▸ **ABOUT THIS EXERCISE**
Type out the entries again, matching each one exactly.
┌──
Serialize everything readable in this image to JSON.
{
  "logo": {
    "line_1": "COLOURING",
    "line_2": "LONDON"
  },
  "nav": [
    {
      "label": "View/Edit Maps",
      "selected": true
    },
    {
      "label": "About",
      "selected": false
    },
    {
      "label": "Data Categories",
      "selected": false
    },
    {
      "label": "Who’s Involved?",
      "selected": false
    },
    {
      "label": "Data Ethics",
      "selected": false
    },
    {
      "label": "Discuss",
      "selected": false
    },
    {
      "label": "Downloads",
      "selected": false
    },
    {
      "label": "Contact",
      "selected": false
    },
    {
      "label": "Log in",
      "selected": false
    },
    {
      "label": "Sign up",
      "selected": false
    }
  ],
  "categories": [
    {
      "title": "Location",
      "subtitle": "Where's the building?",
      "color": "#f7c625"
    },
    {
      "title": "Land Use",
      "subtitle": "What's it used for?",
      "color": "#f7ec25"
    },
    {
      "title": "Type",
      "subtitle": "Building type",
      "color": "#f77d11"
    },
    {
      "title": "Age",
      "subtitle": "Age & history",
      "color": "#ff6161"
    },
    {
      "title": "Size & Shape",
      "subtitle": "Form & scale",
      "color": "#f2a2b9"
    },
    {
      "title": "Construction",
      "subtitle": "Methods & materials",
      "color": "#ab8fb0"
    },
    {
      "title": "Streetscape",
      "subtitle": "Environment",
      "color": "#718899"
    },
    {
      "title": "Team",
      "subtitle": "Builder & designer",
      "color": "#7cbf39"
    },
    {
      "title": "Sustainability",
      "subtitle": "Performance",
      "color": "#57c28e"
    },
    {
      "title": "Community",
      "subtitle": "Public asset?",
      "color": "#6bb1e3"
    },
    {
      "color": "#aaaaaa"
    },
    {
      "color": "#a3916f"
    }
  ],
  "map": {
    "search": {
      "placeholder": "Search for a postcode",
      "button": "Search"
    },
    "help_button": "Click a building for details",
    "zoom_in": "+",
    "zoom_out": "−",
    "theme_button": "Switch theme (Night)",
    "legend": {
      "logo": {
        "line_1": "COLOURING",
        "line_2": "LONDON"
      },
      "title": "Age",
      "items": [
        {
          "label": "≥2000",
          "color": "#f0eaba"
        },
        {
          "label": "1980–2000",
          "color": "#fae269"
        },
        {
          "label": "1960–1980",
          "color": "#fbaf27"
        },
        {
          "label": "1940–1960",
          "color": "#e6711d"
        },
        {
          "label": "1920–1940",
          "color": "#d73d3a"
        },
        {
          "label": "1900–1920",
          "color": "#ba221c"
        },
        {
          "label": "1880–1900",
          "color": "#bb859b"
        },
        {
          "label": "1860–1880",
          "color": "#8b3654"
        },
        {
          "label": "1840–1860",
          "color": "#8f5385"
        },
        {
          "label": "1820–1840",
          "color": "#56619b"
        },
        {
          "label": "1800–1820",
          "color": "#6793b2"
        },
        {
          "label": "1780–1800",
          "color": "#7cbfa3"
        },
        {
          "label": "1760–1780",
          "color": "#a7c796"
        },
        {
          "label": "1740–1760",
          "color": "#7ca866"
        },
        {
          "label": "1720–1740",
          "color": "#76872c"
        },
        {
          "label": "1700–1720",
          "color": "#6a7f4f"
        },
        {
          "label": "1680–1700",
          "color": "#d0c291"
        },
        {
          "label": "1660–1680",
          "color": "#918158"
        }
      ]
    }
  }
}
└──
▸ **RESPONSE**
Serialize everything readable in this image to JSON.
{
  "logo": {
    "line_1": "COLOURING",
    "line_2": "LONDON"
  },
  "nav": [
    {
      "label": "View/Edit Maps",
      "selected": true
    },
    {
      "label": "About",
      "selected": false
    },
    {
      "label": "Data Categories",
      "selected": false
    },
    {
      "label": "Who’s Involved?",
      "selected": false
    },
    {
      "label": "Data Ethics",
      "selected": false
    },
    {
      "label": "Discuss",
      "selected": false
    },
    {
      "label": "Downloads",
      "selected": false
    },
    {
      "label": "Contact",
      "selected": false
    },
    {
      "label": "Log in",
      "selected": false
    },
    {
      "label": "Sign up",
      "selected": false
    }
  ],
  "categories": [
    {
      "title": "Location",
      "subtitle": "Where's the building?",
      "color": "#f7c625"
    },
    {
      "title": "Land Use",
      "subtitle": "What's it used for?",
      "color": "#f7ec25"
    },
    {
      "title": "Type",
      "subtitle": "Building type",
      "color": "#f77d11"
    },
    {
      "title": "Age",
      "subtitle": "Age & history",
      "color": "#ff6161"
    },
    {
      "title": "Size & Shape",
      "subtitle": "Form & scale",
      "color": "#f2a2b9"
    },
    {
      "title": "Construction",
      "subtitle": "Methods & materials",
      "color": "#ab8fb0"
    },
    {
      "title": "Streetscape",
      "subtitle": "Environment",
      "color": "#718899"
    },
    {
      "title": "Team",
      "subtitle": "Builder & designer",
      "color": "#7cbf39"
    },
    {
      "title": "Sustainability",
      "subtitle": "Performance",
      "color": "#57c28e"
    },
    {
      "title": "Community",
      "subtitle": "Public asset?",
      "color": "#6bb1e3"
    },
    {
      "color": "#aaaaaa"
    },
    {
      "color": "#a3916f"
    }
  ],
  "map": {
    "search": {
      "placeholder": "Search for a postcode",
      "button": "Search"
    },
    "help_button": "Click a building for details",
    "zoom_in": "+",
    "zoom_out": "−",
    "theme_button": "Switch theme (Night)",
    "legend": {
      "logo": {
        "line_1": "COLOURING",
        "line_2": "LONDON"
      },
      "title": "Age",
      "items": [
        {
          "label": "≥2000",
          "color": "#f0eaba"
        },
        {
          "label": "1980–2000",
          "color": "#fae269"
        },
        {
          "label": "1960–1980",
          "color": "#fbaf27"
        },
        {
          "label": "1940–1960",
          "color": "#e6711d"
        },
        {
          "label": "1920–1940",
          "color": "#d73d3a"
        },
        {
          "label": "1900–1920",
          "color": "#ba221c"
        },
        {
          "label": "1880–1900",
          "color": "#bb859b"
        },
        {
          "label": "1860–1880",
          "color": "#8b3654"
        },
        {
          "label": "1840–1860",
          "color": "#8f5385"
        },
        {
          "label": "1820–1840",
          "color": "#56619b"
        },
        {
          "label": "1800–1820",
          "color": "#6793b2"
        },
        {
          "label": "1780–1800",
          "color": "#7cbfa3"
        },
        {
          "label": "1760–1780",
          "color": "#a7c796"
        },
        {
          "label": "1740–1760",
          "color": "#7ca866"
        },
        {
          "label": "1720–1740",
          "color": "#76872c"
        },
        {
          "label": "1700–1720",
          "color": "#6a7f4f"
        },
        {
          "label": "1680–1700",
          "color": "#d0c291"
        },
        {
          "label": "1660–1680",
          "color": "#918158"
        }
      ]
    }
  }
}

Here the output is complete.